They plan to invite a “variety of guest lecturers to share their experiences and wisdom in writing, social work, community organizing, environmental research, and more. Potential groups include representatives from Iowa City’s Public Space One, Chicago’s Free Write Arts and Literacy program, which provides programming for incarcerated and criminalized youth and young adults in the performing, visual, and literary arts, as well as The Loft Literary Center in Minneapolis, an organization that seeks to foster a thriving literary community in the Twin Cities through adult and youth writing classes, readings, and other events.” Ultimately, students in the class will connect with a local Iowa City organization of their choice to explore ways to “safely and responsibly engage in social justice during the coronavirus.”

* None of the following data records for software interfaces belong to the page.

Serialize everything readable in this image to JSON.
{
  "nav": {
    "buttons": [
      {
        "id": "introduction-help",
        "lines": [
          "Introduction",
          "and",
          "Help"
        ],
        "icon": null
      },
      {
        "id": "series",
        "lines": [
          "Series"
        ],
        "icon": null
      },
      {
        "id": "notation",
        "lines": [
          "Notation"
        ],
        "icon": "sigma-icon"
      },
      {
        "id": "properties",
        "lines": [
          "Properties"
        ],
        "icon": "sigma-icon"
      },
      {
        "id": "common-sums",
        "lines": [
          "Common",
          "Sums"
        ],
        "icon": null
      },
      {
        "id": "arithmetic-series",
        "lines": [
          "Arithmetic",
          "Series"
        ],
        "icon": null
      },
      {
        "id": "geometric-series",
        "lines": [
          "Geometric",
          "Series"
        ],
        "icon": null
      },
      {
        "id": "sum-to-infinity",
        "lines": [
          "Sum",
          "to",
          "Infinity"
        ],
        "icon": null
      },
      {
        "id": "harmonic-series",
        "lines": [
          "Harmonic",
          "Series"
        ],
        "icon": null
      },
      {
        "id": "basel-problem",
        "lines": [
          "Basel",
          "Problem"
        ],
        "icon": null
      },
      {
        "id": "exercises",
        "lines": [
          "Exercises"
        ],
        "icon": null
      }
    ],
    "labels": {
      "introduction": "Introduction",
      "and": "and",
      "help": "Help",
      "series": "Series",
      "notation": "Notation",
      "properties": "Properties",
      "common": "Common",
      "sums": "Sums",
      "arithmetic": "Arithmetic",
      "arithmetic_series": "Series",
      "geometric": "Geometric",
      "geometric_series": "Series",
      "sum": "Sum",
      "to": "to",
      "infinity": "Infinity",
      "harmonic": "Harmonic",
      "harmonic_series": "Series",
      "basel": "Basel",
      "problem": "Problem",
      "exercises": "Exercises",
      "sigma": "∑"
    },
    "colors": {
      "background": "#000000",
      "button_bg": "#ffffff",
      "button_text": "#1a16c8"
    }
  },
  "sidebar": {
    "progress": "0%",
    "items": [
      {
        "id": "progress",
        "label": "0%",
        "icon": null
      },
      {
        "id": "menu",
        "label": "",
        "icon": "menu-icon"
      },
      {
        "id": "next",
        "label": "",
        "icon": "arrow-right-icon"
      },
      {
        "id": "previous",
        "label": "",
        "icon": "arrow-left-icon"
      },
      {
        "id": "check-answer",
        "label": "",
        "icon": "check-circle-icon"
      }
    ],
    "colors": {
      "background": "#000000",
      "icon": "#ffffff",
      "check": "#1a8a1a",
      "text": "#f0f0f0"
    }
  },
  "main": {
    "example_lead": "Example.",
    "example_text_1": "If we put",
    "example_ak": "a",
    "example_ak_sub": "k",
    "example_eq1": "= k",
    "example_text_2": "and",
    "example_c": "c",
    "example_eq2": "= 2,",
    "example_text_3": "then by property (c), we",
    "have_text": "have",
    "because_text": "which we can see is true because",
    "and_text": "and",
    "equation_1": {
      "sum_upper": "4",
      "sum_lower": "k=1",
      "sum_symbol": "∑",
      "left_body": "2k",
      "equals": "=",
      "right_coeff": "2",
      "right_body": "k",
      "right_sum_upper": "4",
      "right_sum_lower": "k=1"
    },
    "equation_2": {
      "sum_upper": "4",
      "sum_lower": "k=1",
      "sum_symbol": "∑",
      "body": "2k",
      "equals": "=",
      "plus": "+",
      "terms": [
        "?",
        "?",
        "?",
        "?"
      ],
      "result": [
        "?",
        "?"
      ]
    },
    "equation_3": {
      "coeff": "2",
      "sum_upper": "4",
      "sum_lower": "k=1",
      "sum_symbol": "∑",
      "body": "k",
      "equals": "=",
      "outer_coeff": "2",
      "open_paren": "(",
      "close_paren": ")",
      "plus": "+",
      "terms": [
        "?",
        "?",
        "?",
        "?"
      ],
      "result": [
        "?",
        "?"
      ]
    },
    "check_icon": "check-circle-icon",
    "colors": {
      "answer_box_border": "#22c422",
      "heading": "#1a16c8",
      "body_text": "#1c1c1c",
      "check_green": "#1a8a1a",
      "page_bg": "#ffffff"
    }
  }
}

It sounds like a fantastic class, and is just another example of the truly heroic work our grads have been doing during this time.
Blaine Greteman, GEL Director
Faculty Assembly Matters
The Faculty Assembly took up the question of promotion of instructional track faculty: is the current system working, is it a problem that there is not yet any Full Professor of Instruction/Practice? Are current guidelines broad enough to accommodate the diversity of departments and ITF roles within those departments (some instructional track faculty are not only teaching, but serving administrative roles like DGS; we’re all aware of the heroic work that Anne Stapleton has done in our department). Where should lecturers put their “above and beyond” when they are considering promotion?
As is often the case in Faculty Assembly, there were fewer answers than questions and ponderings, and a resolution to form a committee to think about IFT promotion. Please let me know if you have good/strong ideas on this issue. I’m considering joining that committee to do my bit, and if so would welcome your input.
Blaine Greteman, Faculty Assembly Representative
Greetings from the library! My name is Rita Soenksen (email@example.com) and I am liaison librarian to the English and Communication Studies departments. My background is in African American literature and I hold graduate degrees from the University of Wisconsin-Madison. I've had the pleasure of working with some of you but wanted to remind you that I am here to help, especially during these challenging times. As your librarian, I can create course guides, provide course instruction on utilizing library resources, and aid with resource requests (including digital resources for student viewing). If you have any questions on library services, please let me know. I look forward to supporting your research and instruction!
Rita Soenksen (she/her/hers)
English and Communication Studies Librarian
University of Iowa Libraries
100 Main Library
"Mothers of Invention" - Afrofuturism and Speculative Fiction (Part II), with special guest Deborah E. Whaley - December 14, 2020 | https://www.youtube.com/myharlemstage
Click here to visit the News and Events on the English Department website for more details.